FIG. 9 illustrates the zoom in and the zoom out operations. A user has rotated the mobile device 901 in the clockwise direction 902. The mobile device 901 determines the rotation on the basis of at least two changes when these transactions happen within a predetermined time limit. There are three ways to rotate the mobile device in the clockwise direction 902 or in the counter-clockwise direction. First, a user can rotate the mobile device 901 by moving it to the left 903 of himself/herself and then away 904 from himself/herself. The motion may continue after the changes 903 and 904, but the mobile device can be adapted to determine on the basis of these two changes that it has been moved to the clockwise direction. Secondly, the user can rotate the mobile device 901 by tilting its edges in a certain order, for example: first the left edge 905, then the upper edge 906, then the right edge, and lastly the lower edge. Also in that case two changes may be enough for determining the clockwise direction 902. Thirdly, the user can rotate the mobile device 901 by turning it around an imaginary axis which is perpendicular to the display 907 of the mobile device. It may be enough that the user turns the mobile device less than one-fourth of the full circle. Thus, there are three ways to cause the clockwise rotation direction 902 for the mobile device. In response to the clockwise rotation direction 902, the mobile device 901 may zoom in the content shown on the display 907 of the mobile device. In this example, the content is the simple text “Ann” 908. If the user rotates the mobile device in a counter-clockwise direction, the mobile device may zoom out the text “Ann”, i.e. making it smaller in size.

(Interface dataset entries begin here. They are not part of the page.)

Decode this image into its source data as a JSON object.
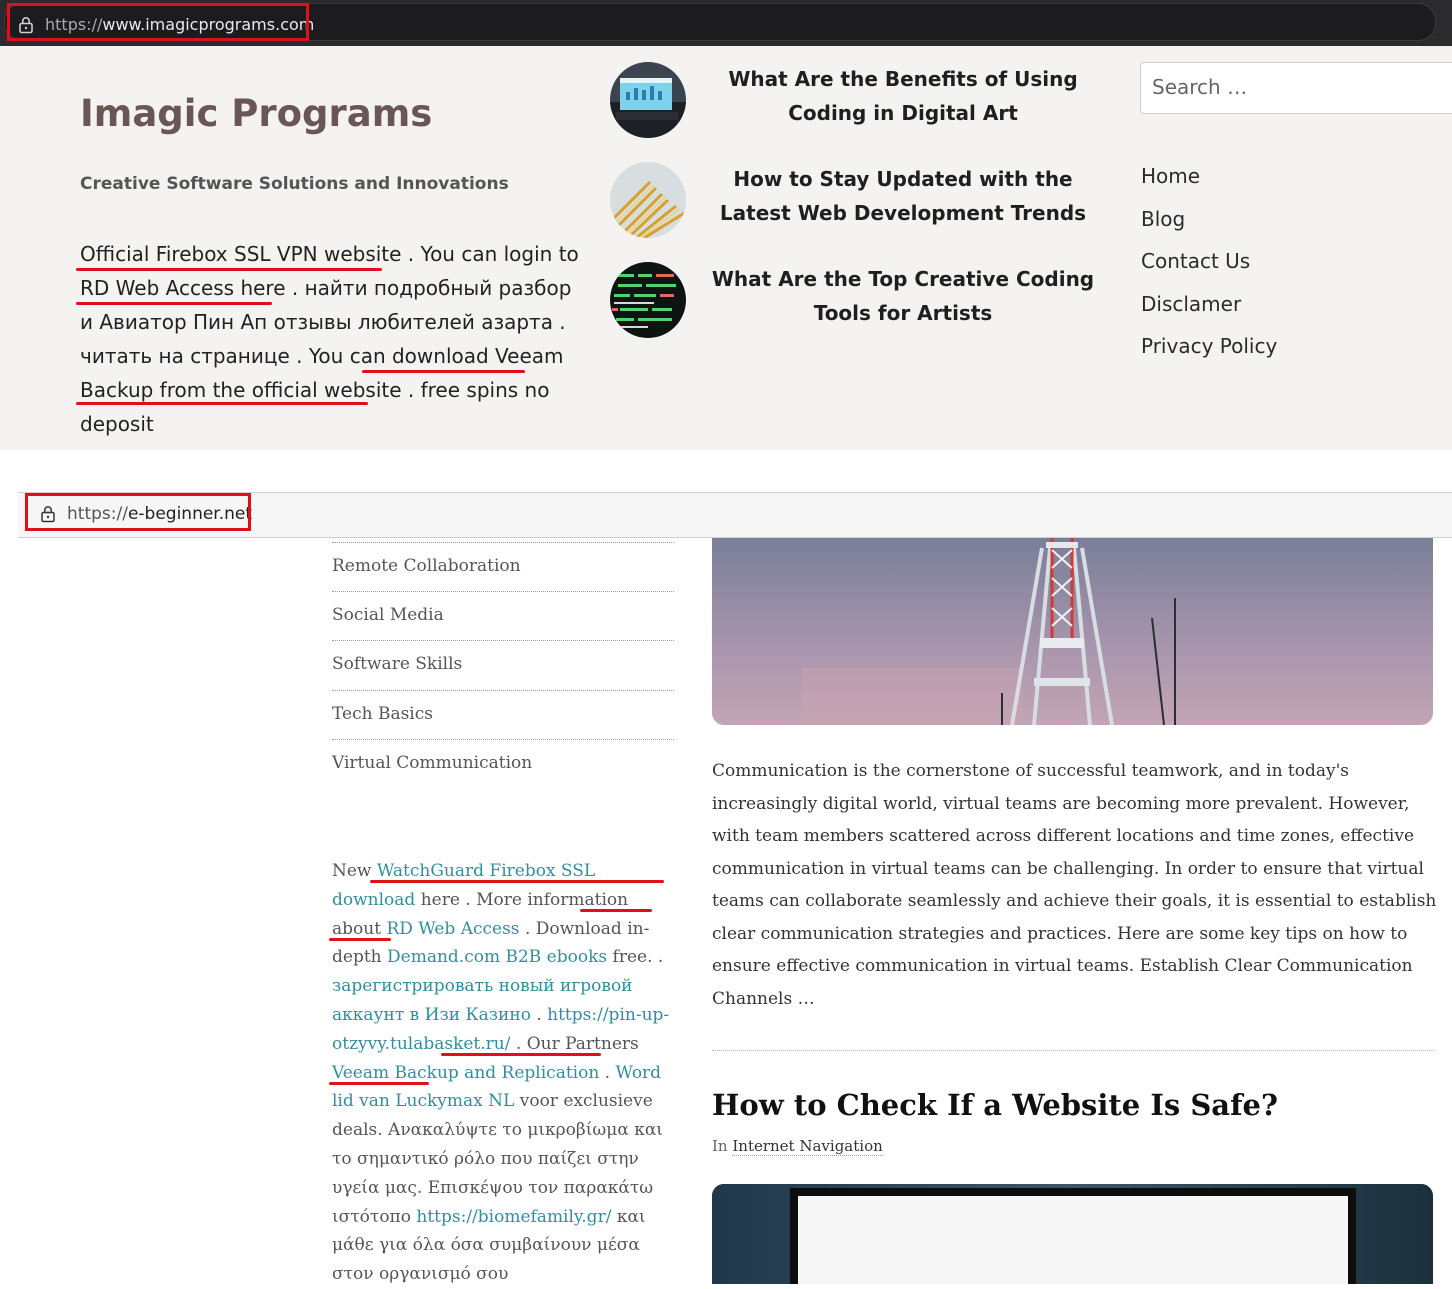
{
  "browser_top": {
    "url_scheme": "https://",
    "url_host": "www.imagicprograms.com"
  },
  "site1": {
    "title": "Imagic Programs",
    "tagline": "Creative Software Solutions and Innovations",
    "body": {
      "link1": "Official Firebox SSL VPN website",
      "text1": " . You can login to ",
      "link2": "RD Web Access here",
      "text2": " . найти подробный разбор и Авиатор Пин Ап отзывы любителей азарта . читать на странице . You can ",
      "link3": "download Veeam Backup from the official website",
      "text3": " . free spins no deposit"
    },
    "posts": [
      {
        "title": "What Are the Benefits of Using Coding in Digital Art"
      },
      {
        "title": "How to Stay Updated with the Latest Web Development Trends"
      },
      {
        "title": "What Are the Top Creative Coding Tools for Artists"
      }
    ],
    "search_placeholder": "Search …",
    "nav": [
      "Home",
      "Blog",
      "Contact Us",
      "Disclamer",
      "Privacy Policy"
    ]
  },
  "browser_second": {
    "url_scheme": "https://",
    "url_host": "e-beginner.net"
  },
  "site2": {
    "categories": [
      "Remote Collaboration",
      "Social Media",
      "Software Skills",
      "Tech Basics",
      "Virtual Communication"
    ],
    "links_block": {
      "t1": "New ",
      "l1": "WatchGuard Firebox SSL download",
      "t2": " here . More information about ",
      "l2": "RD Web Access",
      "t3": " . Download in-depth ",
      "l3": "Demand.com B2B ebooks",
      "t4": " free. . ",
      "l4": "зарегистрировать новый игровой аккаунт в Изи Казино",
      "t5": " . ",
      "l5": "https://pin-up-otzyvy.tulabasket.ru/",
      "t6": " . Our Partners ",
      "l6": "Veeam Backup and Replication",
      "t7": " . ",
      "l7": "Word lid van Luckymax NL",
      "t8": " voor exclusieve deals. Ανακαλύψτε το μικροβίωμα και το σημαντικό ρόλο που παίζει στην υγεία μας. Επισκέψου τον παρακάτω ιστότοπο ",
      "l8": "https://biomefamily.gr/",
      "t9": " και μάθε για όλα όσα συμβαίνουν μέσα στον οργανισμό σου"
    },
    "excerpt": "Communication is the cornerstone of successful teamwork, and in today's increasingly digital world, virtual teams are becoming more prevalent. However, with team members scattered across different locations and time zones, effective communication in virtual teams can be challenging. In order to ensure that virtual teams can collaborate seamlessly and achieve their goals, it is essential to establish clear communication strategies and practices. Here are some key tips on how to ensure effective communication in virtual teams. Establish Clear Communication Channels …",
    "post_title": "How to Check If a Website Is Safe?",
    "meta_prefix": "In ",
    "meta_category": "Internet Navigation"
  }
}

If required, the mobile device 601 shown in FIG. 6 can detect sets of changes, wherein a certain set of changes is mapped to a certain operation. Therefore, when the change between the first position and the second position meets the first predefined criterion at a certain point in time and when the other change between the first position and the second position meets a second predefined criterion within a predetermined time period starting from that certain point in time, the mobile device 601 is further adapted to perform a predetermined operation on the display of the mobile device. The predefined operation may be, for example, to zoom in or to zoom out the content shown on the display.

In addition to the examples and the implementation alternatives described above, there are other examples and implementation alternatives which a person skilled in the art can find and utilize by using the teachings of this patent application.

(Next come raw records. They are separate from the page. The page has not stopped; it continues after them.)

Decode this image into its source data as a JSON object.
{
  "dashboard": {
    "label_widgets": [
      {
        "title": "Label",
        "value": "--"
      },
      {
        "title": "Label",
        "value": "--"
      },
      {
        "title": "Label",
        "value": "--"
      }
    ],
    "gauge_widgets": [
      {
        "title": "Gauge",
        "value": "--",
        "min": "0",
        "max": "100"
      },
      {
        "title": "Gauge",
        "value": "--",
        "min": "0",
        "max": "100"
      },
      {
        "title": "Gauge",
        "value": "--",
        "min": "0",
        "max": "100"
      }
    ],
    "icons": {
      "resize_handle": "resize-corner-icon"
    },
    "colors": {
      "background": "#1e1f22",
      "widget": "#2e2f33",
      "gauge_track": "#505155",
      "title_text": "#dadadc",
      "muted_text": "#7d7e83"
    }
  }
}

Thus, while there have shown and described and pointed out fundamental novel features of the invention as applied to a preferred embodiment thereof, it will be understood that various omissions and substitutions and changes in the form and details of the devices illustrated, and in their operation, may be made by those skilled in the art without departing from the spirit of the invention. For example, it is expressly intended that all combinations of those elements and/or method steps which perform substantially the same function in substantially the same way to achieve the same results are within the scope of the invention. Moreover, it should be recognized that structures and/or elements and/or method steps shown and/or described in connection with any disclosed form or embodiment of the invention may be incorporated in any other disclosed or described or suggested form or embodiment as a general matter of design choice. It is the intention, therefore, to be limited only as indicated by the scope of the claims appended hereto.

Having now fully set forth the preferred embodiment and certain modifications of the concept underlying the present invention, various other embodiments as well as certain variations and modifications of the embodiments herein shown and described will obviously occur to those skilled in the art upon becoming familiar with said underlying concept. It is to be understood, therefore, that the invention may be practiced otherwise than as specifically set forth in the appended claims.